EXERCISE DETAILS> Using the records below, filter for lines that contain the string "arrow" and copy them out.

--- INPUT DATA Enclosed Below ---

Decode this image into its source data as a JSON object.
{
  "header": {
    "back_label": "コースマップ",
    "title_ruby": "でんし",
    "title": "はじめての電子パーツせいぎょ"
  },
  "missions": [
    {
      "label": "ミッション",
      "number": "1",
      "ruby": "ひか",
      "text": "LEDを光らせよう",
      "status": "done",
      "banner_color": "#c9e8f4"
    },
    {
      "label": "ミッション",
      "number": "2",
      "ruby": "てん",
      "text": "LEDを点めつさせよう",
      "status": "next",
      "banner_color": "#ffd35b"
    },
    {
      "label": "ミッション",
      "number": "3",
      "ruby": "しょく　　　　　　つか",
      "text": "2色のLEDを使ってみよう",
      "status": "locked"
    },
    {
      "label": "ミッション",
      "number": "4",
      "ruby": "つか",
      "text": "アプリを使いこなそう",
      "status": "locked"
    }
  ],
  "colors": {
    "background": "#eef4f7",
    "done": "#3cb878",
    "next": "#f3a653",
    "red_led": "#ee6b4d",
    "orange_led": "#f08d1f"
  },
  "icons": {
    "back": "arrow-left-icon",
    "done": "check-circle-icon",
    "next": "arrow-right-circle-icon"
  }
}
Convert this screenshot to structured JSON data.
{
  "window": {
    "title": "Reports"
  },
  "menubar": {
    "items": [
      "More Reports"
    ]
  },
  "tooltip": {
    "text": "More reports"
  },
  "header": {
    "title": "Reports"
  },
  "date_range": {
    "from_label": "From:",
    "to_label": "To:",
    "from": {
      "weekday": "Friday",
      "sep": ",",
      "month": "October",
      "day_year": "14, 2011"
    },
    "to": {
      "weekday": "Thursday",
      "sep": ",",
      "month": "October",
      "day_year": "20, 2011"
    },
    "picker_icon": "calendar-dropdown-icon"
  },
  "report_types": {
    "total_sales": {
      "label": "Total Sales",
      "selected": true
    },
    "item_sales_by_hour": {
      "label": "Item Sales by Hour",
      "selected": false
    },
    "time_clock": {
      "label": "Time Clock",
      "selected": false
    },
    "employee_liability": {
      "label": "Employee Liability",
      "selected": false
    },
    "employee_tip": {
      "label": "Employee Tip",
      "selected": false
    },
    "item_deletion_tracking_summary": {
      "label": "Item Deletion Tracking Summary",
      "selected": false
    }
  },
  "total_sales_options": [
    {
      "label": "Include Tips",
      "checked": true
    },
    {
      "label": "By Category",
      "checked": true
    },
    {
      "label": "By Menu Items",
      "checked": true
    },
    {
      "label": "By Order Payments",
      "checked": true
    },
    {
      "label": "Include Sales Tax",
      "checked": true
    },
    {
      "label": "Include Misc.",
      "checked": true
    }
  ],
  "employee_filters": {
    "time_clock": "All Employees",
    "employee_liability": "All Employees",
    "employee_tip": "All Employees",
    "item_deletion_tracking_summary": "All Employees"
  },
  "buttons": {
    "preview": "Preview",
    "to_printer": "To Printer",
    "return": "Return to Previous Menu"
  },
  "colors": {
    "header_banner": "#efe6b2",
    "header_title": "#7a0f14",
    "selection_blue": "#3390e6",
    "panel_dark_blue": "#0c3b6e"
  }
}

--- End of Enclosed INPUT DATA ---

ANSWER BOX>
    "back": "arrow-left-icon",
    "next": "arrow-right-circle-icon"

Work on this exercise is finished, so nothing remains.